- Alfonso Cuaron, Gravity
- Paul Greengrass, Captain Phillips
- Steve McQueen, 12 Years a Slave
- David O. Russell, American Hustle
- Martin Scorsese, The Wolf of Wall Street

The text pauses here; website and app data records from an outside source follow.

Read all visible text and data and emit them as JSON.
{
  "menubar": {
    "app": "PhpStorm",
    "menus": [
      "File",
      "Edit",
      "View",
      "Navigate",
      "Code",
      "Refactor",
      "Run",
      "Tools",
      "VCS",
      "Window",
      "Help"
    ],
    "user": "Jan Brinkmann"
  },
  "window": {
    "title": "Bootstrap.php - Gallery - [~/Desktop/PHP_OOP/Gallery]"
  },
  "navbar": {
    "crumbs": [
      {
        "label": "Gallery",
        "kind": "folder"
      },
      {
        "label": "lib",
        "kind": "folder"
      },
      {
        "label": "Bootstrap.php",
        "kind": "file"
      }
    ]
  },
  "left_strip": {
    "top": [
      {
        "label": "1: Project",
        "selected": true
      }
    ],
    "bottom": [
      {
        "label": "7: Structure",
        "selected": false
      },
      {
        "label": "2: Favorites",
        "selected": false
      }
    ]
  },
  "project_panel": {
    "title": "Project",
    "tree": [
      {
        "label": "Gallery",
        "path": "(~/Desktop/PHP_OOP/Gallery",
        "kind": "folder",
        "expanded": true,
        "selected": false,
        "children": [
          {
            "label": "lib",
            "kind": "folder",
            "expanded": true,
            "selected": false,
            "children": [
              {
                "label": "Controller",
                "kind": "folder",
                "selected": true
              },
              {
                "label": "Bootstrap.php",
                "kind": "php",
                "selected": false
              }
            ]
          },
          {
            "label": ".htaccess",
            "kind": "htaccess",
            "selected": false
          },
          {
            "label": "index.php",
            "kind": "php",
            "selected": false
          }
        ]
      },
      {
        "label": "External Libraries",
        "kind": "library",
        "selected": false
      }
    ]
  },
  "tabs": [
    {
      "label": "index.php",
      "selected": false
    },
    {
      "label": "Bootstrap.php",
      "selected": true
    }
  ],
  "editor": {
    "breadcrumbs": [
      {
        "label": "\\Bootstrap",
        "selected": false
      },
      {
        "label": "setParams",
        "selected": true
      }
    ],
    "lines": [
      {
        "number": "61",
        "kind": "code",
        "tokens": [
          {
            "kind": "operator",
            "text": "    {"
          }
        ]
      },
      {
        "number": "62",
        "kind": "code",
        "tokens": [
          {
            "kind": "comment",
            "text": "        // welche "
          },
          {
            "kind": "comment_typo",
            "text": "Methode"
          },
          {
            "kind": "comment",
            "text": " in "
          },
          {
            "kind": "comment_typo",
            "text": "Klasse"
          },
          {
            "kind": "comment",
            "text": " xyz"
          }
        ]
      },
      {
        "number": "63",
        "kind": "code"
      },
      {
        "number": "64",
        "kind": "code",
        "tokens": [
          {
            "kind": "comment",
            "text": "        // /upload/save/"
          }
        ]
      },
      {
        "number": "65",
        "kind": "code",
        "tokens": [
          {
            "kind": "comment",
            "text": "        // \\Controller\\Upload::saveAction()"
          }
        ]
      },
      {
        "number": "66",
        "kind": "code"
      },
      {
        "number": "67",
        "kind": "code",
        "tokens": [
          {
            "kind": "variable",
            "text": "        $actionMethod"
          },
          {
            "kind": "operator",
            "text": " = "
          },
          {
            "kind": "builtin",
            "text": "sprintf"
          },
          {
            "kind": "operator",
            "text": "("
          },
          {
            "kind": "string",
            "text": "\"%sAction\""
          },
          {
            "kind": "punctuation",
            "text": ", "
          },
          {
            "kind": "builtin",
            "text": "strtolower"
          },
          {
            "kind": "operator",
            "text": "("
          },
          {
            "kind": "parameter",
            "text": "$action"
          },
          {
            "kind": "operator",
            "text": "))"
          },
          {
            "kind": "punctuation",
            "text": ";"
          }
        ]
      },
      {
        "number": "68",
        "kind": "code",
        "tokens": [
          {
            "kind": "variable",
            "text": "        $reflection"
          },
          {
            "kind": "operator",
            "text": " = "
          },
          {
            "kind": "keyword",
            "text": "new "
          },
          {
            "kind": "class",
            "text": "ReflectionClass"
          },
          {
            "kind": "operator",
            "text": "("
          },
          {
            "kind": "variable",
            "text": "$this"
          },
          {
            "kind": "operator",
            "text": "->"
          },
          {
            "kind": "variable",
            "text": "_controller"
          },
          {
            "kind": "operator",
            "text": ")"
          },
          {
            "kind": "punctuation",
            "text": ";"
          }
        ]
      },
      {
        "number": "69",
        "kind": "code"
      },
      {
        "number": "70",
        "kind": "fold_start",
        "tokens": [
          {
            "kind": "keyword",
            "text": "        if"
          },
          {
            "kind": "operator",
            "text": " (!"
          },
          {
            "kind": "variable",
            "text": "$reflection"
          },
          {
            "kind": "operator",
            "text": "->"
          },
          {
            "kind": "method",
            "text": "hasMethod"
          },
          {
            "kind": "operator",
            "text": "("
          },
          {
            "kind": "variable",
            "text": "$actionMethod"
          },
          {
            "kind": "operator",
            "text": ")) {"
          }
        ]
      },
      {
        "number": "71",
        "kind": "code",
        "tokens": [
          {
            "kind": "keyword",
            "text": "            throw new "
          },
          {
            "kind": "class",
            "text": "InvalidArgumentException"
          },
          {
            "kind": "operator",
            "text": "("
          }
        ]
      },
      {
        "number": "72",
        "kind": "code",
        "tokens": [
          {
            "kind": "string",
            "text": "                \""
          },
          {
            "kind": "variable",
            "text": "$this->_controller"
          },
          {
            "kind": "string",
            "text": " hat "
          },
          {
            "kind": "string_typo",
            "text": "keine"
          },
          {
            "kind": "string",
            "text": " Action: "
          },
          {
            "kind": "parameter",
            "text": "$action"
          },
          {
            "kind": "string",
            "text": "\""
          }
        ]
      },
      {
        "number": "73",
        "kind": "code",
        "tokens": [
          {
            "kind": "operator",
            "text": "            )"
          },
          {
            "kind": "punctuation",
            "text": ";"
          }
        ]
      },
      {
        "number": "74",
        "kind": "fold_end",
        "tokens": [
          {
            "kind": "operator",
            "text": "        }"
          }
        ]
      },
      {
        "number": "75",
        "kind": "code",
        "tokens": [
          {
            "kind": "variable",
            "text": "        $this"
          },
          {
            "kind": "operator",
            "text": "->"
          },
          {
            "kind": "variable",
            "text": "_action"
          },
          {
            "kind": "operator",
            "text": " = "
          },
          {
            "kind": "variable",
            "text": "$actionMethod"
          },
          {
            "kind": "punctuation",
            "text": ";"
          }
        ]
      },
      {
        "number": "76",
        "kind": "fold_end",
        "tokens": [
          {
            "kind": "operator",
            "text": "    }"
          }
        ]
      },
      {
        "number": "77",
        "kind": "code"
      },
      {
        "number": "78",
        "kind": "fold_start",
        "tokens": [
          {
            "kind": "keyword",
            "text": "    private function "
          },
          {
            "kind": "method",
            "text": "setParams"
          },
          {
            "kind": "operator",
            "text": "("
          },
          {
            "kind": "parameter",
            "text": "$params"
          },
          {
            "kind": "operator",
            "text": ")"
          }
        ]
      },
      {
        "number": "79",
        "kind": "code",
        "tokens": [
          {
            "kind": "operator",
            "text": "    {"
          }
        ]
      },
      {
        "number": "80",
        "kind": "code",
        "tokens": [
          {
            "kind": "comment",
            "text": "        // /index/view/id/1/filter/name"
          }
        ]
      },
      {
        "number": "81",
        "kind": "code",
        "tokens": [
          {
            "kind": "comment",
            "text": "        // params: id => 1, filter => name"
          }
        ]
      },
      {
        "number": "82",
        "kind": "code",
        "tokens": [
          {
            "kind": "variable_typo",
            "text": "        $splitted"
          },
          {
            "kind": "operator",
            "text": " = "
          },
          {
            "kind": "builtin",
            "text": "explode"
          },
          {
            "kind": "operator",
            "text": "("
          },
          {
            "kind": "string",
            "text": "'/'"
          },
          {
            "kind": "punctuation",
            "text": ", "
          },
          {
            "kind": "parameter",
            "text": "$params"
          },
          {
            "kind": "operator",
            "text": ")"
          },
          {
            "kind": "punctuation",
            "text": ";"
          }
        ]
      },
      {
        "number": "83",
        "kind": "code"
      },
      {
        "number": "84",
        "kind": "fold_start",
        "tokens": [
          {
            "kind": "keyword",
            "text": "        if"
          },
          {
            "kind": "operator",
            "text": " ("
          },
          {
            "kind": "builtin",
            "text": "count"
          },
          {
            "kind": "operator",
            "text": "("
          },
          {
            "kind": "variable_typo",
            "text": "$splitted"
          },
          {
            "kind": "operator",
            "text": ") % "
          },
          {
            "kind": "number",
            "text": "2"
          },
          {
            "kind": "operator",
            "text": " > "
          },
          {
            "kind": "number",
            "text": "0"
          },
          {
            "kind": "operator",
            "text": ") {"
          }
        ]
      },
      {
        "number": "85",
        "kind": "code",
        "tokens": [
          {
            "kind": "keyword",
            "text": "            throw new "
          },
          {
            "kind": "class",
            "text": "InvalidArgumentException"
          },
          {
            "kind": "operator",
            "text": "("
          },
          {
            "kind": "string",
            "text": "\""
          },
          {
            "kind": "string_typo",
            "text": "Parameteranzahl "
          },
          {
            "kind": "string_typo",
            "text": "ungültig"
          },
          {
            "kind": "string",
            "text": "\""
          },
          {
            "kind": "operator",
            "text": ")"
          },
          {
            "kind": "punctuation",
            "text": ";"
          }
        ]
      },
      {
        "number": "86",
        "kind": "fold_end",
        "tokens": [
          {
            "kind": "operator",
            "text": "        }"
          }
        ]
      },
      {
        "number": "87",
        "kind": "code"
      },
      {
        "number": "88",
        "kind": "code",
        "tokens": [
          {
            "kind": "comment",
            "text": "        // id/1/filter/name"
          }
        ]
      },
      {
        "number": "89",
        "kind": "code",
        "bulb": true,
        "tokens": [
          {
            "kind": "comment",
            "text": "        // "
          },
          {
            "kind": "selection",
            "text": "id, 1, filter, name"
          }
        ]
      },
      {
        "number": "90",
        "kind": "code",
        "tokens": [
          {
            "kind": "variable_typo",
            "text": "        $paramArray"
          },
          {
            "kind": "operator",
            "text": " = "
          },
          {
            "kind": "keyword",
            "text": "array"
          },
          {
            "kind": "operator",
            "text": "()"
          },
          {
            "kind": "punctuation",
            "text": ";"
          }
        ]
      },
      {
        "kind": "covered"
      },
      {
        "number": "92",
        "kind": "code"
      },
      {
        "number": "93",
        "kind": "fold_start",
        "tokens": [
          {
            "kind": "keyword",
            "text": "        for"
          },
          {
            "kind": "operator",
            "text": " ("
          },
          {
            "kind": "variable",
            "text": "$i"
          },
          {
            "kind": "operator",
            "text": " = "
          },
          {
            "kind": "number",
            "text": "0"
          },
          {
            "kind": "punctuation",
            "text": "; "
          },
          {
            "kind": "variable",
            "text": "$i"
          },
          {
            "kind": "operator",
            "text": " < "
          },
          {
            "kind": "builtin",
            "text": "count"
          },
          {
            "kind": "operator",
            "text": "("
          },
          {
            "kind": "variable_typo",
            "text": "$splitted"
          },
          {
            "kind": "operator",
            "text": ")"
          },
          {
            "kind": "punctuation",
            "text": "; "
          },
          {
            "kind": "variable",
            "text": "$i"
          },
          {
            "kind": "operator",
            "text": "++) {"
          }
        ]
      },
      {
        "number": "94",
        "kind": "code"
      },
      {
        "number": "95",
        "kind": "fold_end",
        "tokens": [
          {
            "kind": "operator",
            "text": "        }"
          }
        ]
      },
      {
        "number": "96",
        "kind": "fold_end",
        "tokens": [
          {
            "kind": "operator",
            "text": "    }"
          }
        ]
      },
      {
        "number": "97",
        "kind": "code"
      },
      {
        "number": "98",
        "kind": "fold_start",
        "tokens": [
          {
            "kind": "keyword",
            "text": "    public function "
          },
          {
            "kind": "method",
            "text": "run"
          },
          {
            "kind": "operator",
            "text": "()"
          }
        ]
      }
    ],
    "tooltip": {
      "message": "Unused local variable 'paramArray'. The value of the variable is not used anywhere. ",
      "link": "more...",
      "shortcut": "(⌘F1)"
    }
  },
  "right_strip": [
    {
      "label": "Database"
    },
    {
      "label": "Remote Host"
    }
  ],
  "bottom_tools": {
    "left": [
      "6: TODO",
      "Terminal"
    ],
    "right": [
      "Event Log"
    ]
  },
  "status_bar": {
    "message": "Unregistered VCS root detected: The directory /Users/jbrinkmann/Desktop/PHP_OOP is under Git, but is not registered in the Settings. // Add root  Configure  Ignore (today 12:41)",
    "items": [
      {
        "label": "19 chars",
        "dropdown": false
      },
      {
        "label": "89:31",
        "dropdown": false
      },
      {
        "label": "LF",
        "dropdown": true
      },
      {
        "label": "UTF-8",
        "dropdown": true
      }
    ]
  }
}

You know, it's probably not a good idea to go with the exact same five DGA nominees, because the Oscar lineup here is almost always 3/5 or 4//5 with DGA. But for the life of me, I cannot figure out who to leave out in this category. Cuaron, McQueen and Russell are locked. The other two are shakier, but Captain Phillips has been one of the absolute strongest contenders in every single guild, plus BAFTA, and the director's branch likes Greengrass, having given him a lone director nomination once before, for United 93. And Scorsese? Well, he's Scorsese. Yes, the movie was bold, brash, and probably turned off a lot of Academy voters, but again, they admire that kind of vision in the directors branch and often reward bold turns. Spike Jonze would be the most likely alternate here, and he could replace either of those two I suppose. Other longshots might be the Coens or Alexander Payne. But, I think I'm just going to stick with the DGA five- I wouldn't be surprised if Jonze got in though.
- 12 Years a Slave

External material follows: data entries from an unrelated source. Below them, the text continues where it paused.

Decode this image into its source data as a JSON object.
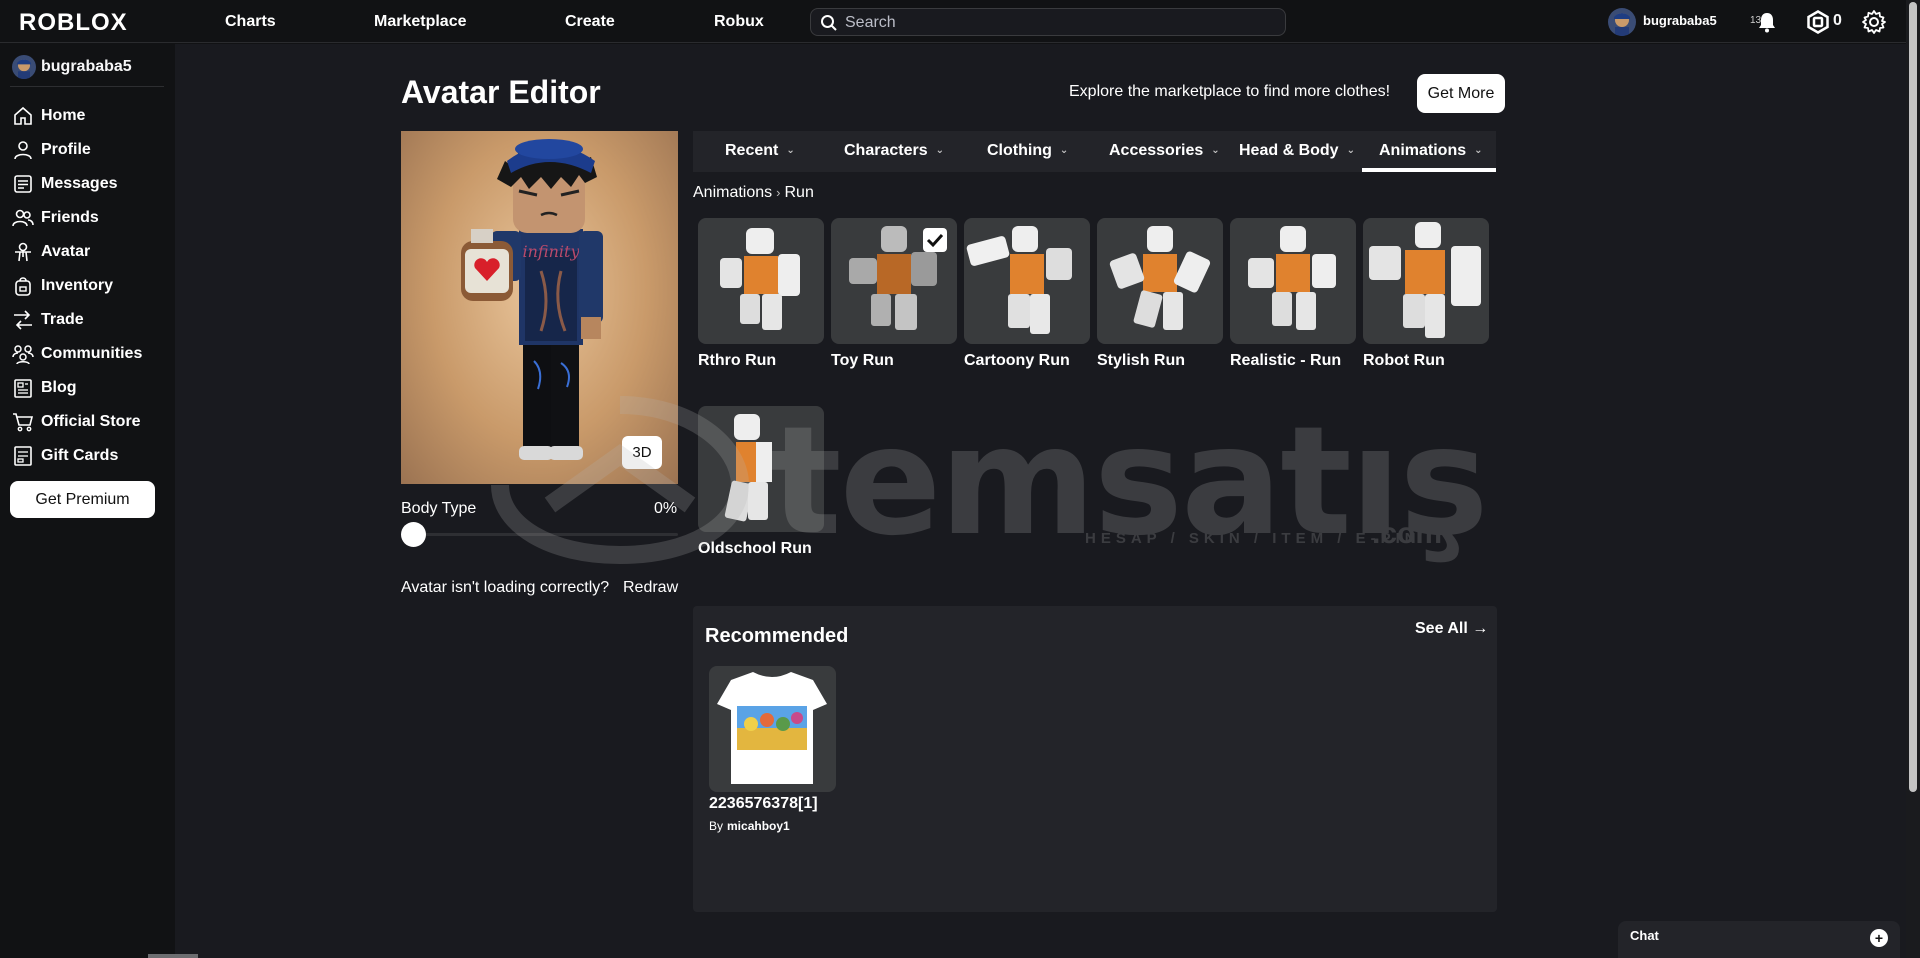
{
  "topbar": {
    "logo": "ROBLOX",
    "nav": [
      "Charts",
      "Marketplace",
      "Create",
      "Robux"
    ],
    "search_placeholder": "Search",
    "username": "bugrababa5",
    "age_badge": "13+",
    "robux_balance": "0"
  },
  "sidebar": {
    "username": "bugrababa5",
    "items": [
      {
        "label": "Home",
        "icon": "home-icon"
      },
      {
        "label": "Profile",
        "icon": "profile-icon"
      },
      {
        "label": "Messages",
        "icon": "messages-icon"
      },
      {
        "label": "Friends",
        "icon": "friends-icon"
      },
      {
        "label": "Avatar",
        "icon": "avatar-icon"
      },
      {
        "label": "Inventory",
        "icon": "inventory-icon"
      },
      {
        "label": "Trade",
        "icon": "trade-icon"
      },
      {
        "label": "Communities",
        "icon": "communities-icon"
      },
      {
        "label": "Blog",
        "icon": "blog-icon"
      },
      {
        "label": "Official Store",
        "icon": "cart-icon"
      },
      {
        "label": "Gift Cards",
        "icon": "gift-card-icon"
      }
    ],
    "premium_button": "Get Premium"
  },
  "editor": {
    "title": "Avatar Editor",
    "explore_text": "Explore the marketplace to find more clothes!",
    "get_more": "Get More",
    "view_toggle": "3D",
    "body_type_label": "Body Type",
    "body_type_value": "0%",
    "body_type_fraction": 0,
    "redraw_question": "Avatar isn't loading correctly?",
    "redraw_link": "Redraw"
  },
  "tabs": [
    {
      "label": "Recent"
    },
    {
      "label": "Characters"
    },
    {
      "label": "Clothing"
    },
    {
      "label": "Accessories"
    },
    {
      "label": "Head & Body"
    },
    {
      "label": "Animations",
      "active": true
    }
  ],
  "breadcrumb": {
    "parent": "Animations",
    "current": "Run"
  },
  "items": [
    {
      "name": "Rthro Run",
      "selected": false
    },
    {
      "name": "Toy Run",
      "selected": true
    },
    {
      "name": "Cartoony Run",
      "selected": false
    },
    {
      "name": "Stylish Run",
      "selected": false
    },
    {
      "name": "Realistic - Run",
      "selected": false
    },
    {
      "name": "Robot Run",
      "selected": false
    },
    {
      "name": "Oldschool Run",
      "selected": false
    }
  ],
  "recommended": {
    "title": "Recommended",
    "see_all": "See All",
    "item_name": "2236576378[1]",
    "by_label": "By",
    "creator": "micahboy1"
  },
  "chat": {
    "label": "Chat"
  },
  "watermark": {
    "main": "temsatış",
    "sub": "HESAP / SKIN / ITEM / E-PIN",
    "suffix": ".com"
  },
  "colors": {
    "background": "#191a1f",
    "topbar": "#111214",
    "panel": "#232429",
    "thumb_bg": "#393b3d",
    "torso_orange": "#e0822e"
  }
}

- American Hustle
- Captain Phillips
- Dallas Buyers Club*
- The Wolf of Wall Street
Ok, here we go. In Best Picture, I really feel that five movies are guaranteed, and if we still had just five nominees there's no doubt they'd be the contenders. Those are 12 Years a Slave, Gravity, Captain Phillips, American Hustle and Nebraska. As we get down to 9, it's tougher, but I think Wolf of Wall Street showed enough strength in the guilds and has enough passion to get in (even if some people hate it, passion matters more, because to get into Best Picture under this new system, what you need more than anything is #1 votes. If a movie is loved by some and hated by others, it will probably get in thanks to those people who loved it and put at #1 on their ballot).
In seventh, I think it's probably Dallas Buyers Club, which surprisingly had a very strong guild showing, which means industry voters loved that movie too. And then it gets rough for those last two slots. Under the preferential ballot system, it's nearly mathematically impossible to get to ten, so for the last two years we've had nine nominees- I'm just assuming that's going to happen again. Saving Mr. Banks did fairly well in guild nominations and that's a very Oscar-baity, nice, corporate friendly movie that plays well with old people, but then again so is Philomena- it's kind of a tossup there, but I'm guessing Philomena...and for the last slot I'm going to go with Her. This was a movie beloved by critics and did place in PGA- it seems like a film that has a lot of passion behind it, although I still wonder if that passion is mostly with actual critics and not necessarily voters. But I'm going to say it makes it anyway.
The other movies with an equal chance of getting into one of those last three slots are probably Blue Jasmine and Inside Llewyn Davis. I hung onto Llewyn Davis for quite a while because there IS a significant and historical precedent for Coen Brothers films making it into Best Picture (even A Serious Man did it a few years ago) but this one was so completely rejected by all the guilds that I just don't see it sneaking in any more. It'd have to be on passion alone, which is possible, but I'm placing my money on Her instead.